Task instructions
Restate the entries below verbatim.

Material for this task
★ ★ ★
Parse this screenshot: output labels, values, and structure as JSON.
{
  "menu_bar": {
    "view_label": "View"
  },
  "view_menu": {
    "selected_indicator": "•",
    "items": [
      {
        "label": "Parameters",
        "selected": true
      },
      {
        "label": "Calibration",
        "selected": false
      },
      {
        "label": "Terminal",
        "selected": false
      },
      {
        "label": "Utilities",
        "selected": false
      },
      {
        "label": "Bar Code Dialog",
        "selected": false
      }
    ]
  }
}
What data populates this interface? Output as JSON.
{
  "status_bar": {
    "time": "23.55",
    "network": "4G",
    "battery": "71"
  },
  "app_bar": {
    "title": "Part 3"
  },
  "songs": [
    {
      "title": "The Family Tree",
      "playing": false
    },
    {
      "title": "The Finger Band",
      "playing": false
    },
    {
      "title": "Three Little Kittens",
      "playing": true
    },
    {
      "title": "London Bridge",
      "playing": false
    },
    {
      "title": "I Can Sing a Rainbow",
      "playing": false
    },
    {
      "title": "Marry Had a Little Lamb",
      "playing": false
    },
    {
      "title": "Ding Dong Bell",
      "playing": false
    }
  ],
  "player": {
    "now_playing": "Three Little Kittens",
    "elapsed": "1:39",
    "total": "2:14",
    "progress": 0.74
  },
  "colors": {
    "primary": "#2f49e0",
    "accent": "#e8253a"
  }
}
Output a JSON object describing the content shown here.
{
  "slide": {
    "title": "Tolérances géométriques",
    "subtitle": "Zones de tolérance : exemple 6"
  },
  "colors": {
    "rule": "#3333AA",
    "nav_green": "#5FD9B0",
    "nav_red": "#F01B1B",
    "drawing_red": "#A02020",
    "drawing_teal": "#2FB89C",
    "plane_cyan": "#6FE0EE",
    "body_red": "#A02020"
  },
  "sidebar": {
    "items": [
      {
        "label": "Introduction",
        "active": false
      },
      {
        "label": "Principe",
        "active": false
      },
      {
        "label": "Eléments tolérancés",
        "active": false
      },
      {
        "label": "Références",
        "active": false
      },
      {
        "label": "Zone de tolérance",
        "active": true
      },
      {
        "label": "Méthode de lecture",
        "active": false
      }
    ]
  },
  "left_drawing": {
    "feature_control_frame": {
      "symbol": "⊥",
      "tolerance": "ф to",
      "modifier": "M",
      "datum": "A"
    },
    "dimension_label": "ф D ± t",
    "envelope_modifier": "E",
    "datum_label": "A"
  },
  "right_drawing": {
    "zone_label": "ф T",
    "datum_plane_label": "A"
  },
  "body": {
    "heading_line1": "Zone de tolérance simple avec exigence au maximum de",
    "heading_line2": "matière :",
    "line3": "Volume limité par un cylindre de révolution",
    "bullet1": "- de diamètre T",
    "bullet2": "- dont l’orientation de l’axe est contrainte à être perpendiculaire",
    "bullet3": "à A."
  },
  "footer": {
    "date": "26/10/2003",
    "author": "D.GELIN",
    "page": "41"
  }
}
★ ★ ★
Completed task
Parse this screenshot: output labels, values, and structure as JSON.
{
  "menu_bar": {
    "view_label": "View"
  },
  "view_menu": {
    "selected_indicator": "•",
    "items": [
      {
        "label": "Parameters",
        "selected": true
      },
      {
        "label": "Calibration",
        "selected": false
      },
      {
        "label": "Terminal",
        "selected": false
      },
      {
        "label": "Utilities",
        "selected": false
      },
      {
        "label": "Bar Code Dialog",
        "selected": false
      }
    ]
  }
}
What data populates this interface? Output as JSON.
{
  "status_bar": {
    "time": "23.55",
    "network": "4G",
    "battery": "71"
  },
  "app_bar": {
    "title": "Part 3"
  },
  "songs": [
    {
      "title": "The Family Tree",
      "playing": false
    },
    {
      "title": "The Finger Band",
      "playing": false
    },
    {
      "title": "Three Little Kittens",
      "playing": true
    },
    {
      "title": "London Bridge",
      "playing": false
    },
    {
      "title": "I Can Sing a Rainbow",
      "playing": false
    },
    {
      "title": "Marry Had a Little Lamb",
      "playing": false
    },
    {
      "title": "Ding Dong Bell",
      "playing": false
    }
  ],
  "player": {
    "now_playing": "Three Little Kittens",
    "elapsed": "1:39",
    "total": "2:14",
    "progress": 0.74
  },
  "colors": {
    "primary": "#2f49e0",
    "accent": "#e8253a"
  }
}
Output a JSON object describing the content shown here.
{
  "slide": {
    "title": "Tolérances géométriques",
    "subtitle": "Zones de tolérance : exemple 6"
  },
  "colors": {
    "rule": "#3333AA",
    "nav_green": "#5FD9B0",
    "nav_red": "#F01B1B",
    "drawing_red": "#A02020",
    "drawing_teal": "#2FB89C",
    "plane_cyan": "#6FE0EE",
    "body_red": "#A02020"
  },
  "sidebar": {
    "items": [
      {
        "label": "Introduction",
        "active": false
      },
      {
        "label": "Principe",
        "active": false
      },
      {
        "label": "Eléments tolérancés",
        "active": false
      },
      {
        "label": "Références",
        "active": false
      },
      {
        "label": "Zone de tolérance",
        "active": true
      },
      {
        "label": "Méthode de lecture",
        "active": false
      }
    ]
  },
  "left_drawing": {
    "feature_control_frame": {
      "symbol": "⊥",
      "tolerance": "ф to",
      "modifier": "M",
      "datum": "A"
    },
    "dimension_label": "ф D ± t",
    "envelope_modifier": "E",
    "datum_label": "A"
  },
  "right_drawing": {
    "zone_label": "ф T",
    "datum_plane_label": "A"
  },
  "body": {
    "heading_line1": "Zone de tolérance simple avec exigence au maximum de",
    "heading_line2": "matière :",
    "line3": "Volume limité par un cylindre de révolution",
    "bullet1": "- de diamètre T",
    "bullet2": "- dont l’orientation de l’axe est contrainte à être perpendiculaire",
    "bullet3": "à A."
  },
  "footer": {
    "date": "26/10/2003",
    "author": "D.GELIN",
    "page": "41"
  }
}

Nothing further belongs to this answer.